Walking in Step

Galatians 5:25: “Since we live by the Spirit, let us keep in step with the Spirit.”

Keep in step, it says. Walk at the same pace with God, meaning don’t lag behind or get ahead. But what exactly does this mean? How can we prevent ourselves from lagging behind or getting ahead?

Lagging behind means we aren’t putting enough effort to stay at the same pace. Basically, this means we aren’t putting enough effort to keep up with our relationship with Jesus. If you want to prevent yourself from lagging behind, you have to continuously seek Him and yearn for His guidance. When you stop to tie your shoes in the middle of a jog with friends, you may be left behind and have to put more effort into your step to catch up. This is similar to your walk with Christ. If you stop walking with Christ, or stop to tie your shoes metaphorically speaking, you will lag behind. To regain the distance put between you and where you should be next to Him, you have to step it up. Follow His plan for you, trust in Him, become once again entirely focused on your Creator and Redeemer.

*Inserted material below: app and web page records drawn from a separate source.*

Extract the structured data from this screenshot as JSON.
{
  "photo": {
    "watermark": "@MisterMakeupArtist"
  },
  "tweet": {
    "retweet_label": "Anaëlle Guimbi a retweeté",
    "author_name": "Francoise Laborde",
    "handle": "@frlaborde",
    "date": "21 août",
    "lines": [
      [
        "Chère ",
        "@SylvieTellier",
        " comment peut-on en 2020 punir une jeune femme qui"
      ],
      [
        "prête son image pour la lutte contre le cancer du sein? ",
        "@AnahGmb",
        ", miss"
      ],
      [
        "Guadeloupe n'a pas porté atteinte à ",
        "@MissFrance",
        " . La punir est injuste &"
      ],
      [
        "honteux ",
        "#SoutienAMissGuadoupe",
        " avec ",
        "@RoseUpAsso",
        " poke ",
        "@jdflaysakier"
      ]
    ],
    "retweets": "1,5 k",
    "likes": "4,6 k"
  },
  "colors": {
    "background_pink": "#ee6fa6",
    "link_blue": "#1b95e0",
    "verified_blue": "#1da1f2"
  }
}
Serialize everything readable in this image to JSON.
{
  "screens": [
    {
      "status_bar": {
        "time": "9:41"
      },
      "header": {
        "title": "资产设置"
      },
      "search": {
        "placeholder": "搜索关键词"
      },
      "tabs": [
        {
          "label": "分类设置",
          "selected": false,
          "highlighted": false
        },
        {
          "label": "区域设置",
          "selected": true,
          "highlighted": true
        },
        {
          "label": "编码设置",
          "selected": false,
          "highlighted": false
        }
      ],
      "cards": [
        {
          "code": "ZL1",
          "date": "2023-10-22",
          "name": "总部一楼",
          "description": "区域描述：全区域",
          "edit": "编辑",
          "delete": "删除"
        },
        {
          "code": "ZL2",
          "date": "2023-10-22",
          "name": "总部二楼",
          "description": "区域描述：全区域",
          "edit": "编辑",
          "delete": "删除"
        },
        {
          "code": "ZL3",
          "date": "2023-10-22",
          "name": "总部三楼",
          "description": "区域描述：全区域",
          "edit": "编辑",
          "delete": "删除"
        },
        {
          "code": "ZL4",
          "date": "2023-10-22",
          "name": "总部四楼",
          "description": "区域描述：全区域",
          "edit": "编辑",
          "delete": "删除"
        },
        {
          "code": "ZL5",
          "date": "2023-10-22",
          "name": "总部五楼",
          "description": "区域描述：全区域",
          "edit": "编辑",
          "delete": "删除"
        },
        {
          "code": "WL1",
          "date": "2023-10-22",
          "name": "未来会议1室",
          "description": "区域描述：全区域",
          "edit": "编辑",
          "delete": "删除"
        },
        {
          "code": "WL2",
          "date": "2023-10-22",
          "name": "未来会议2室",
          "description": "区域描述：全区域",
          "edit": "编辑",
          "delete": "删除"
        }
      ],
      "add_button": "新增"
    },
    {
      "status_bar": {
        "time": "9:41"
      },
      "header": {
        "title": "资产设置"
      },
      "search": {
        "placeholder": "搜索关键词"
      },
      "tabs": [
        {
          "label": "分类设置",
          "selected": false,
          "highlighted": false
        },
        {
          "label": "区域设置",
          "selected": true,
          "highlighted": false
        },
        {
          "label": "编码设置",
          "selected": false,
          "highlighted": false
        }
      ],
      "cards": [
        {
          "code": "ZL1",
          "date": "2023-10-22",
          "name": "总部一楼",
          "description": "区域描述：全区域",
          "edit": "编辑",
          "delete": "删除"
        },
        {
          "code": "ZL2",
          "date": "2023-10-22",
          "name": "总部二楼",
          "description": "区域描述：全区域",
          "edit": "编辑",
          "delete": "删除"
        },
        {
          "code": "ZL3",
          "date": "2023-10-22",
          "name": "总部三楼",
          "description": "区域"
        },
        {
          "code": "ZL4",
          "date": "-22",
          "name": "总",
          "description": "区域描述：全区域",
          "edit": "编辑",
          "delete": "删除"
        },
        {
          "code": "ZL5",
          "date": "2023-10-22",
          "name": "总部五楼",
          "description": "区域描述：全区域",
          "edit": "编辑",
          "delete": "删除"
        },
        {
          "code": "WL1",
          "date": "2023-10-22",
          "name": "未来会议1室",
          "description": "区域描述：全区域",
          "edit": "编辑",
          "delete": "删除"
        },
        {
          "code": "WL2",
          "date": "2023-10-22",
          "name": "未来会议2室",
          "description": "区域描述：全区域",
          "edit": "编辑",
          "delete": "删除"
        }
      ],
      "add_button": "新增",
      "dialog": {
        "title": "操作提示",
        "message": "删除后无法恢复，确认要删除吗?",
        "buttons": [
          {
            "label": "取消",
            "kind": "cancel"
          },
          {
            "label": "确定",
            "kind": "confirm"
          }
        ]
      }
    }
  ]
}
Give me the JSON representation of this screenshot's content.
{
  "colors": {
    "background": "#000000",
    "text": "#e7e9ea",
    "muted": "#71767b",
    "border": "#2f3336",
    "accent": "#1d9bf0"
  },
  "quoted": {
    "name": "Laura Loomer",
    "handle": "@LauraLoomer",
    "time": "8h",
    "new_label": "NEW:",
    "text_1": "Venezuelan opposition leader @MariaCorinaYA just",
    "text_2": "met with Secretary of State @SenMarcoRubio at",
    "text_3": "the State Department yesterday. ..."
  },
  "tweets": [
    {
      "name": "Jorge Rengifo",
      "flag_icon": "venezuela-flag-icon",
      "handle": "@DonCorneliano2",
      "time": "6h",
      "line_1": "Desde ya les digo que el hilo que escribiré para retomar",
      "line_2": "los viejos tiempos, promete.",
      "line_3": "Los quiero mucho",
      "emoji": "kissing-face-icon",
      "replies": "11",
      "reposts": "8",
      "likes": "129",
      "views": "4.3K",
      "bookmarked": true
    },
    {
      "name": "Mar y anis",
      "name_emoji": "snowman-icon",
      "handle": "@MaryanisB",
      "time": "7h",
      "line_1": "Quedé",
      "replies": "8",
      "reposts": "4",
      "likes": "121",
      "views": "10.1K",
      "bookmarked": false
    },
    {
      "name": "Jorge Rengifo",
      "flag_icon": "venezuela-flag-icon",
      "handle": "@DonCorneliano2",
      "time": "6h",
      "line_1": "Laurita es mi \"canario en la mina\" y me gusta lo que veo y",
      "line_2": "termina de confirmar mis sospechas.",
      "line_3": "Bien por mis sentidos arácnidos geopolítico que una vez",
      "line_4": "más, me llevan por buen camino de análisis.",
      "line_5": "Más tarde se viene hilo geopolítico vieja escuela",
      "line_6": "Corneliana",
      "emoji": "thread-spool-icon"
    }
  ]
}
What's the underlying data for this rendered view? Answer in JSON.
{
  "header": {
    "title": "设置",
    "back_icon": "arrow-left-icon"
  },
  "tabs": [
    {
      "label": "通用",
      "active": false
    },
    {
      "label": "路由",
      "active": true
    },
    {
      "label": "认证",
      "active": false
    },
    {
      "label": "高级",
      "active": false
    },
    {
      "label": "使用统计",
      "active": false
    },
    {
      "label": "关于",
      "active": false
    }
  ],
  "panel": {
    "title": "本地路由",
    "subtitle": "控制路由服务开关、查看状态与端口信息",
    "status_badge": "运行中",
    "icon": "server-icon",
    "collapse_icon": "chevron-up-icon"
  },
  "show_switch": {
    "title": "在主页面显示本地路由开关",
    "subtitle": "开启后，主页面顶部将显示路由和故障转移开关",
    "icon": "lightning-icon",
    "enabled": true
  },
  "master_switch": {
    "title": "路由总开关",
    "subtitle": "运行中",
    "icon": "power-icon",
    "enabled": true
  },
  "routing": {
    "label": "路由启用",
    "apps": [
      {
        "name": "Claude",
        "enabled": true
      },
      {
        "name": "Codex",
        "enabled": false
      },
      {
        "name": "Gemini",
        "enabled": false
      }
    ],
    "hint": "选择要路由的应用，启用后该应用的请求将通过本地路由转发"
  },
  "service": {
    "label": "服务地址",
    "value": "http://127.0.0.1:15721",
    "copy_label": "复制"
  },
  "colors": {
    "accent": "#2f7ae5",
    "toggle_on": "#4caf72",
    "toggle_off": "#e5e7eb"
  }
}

Besides lagging behind, it’s possible to get ahead. As mere humans, we don’t see the big picture that God does. We don’t always know his plans for us, the things he’s going to do in our lives, and the things he’s already doing in the present. Sometimes this may result in losing patience. When you stop trusting God’s perfect timing and plan, you may start deciding your own. You might seek relationships that isn’t part of God’s plan, you might lose sight of God’s goals and purpose for you. You might make decisions without consulting Him, you might try to take shortcuts that will probably only end disastrously anyway. This isn’t what God intended. He wants us to walk in step with Him. He wants us to trust Him.

Take an evaluation right now of where your life is headed. Are you lagging behind or getting ahead? If so, you’re not the only one. Everyday, we must remind ourselves that keeping in step with Christ is the only pace that will bring us peace and contentment, temporarily on this earth and eternally in Heaven. Don’t lose sight of where God wants you to be- right next to Him.

“In light of all this, here’s what I want you to do. While I’m locked up here, a prisoner for the Master, I want youto get out there and walk—better yet, run!—on the road God called you to travel. I don’t want any of you sitting around on your hands. I don’t want anyone strolling off, down some path that goes nowhere. And mark that you do this with humility and discipline—not in fits and starts, but steadily, pouring yourselves out for each other in acts of love, alert at noticing differences and quick at mending fences.”   -Ephesians 4:1-3 (the Message)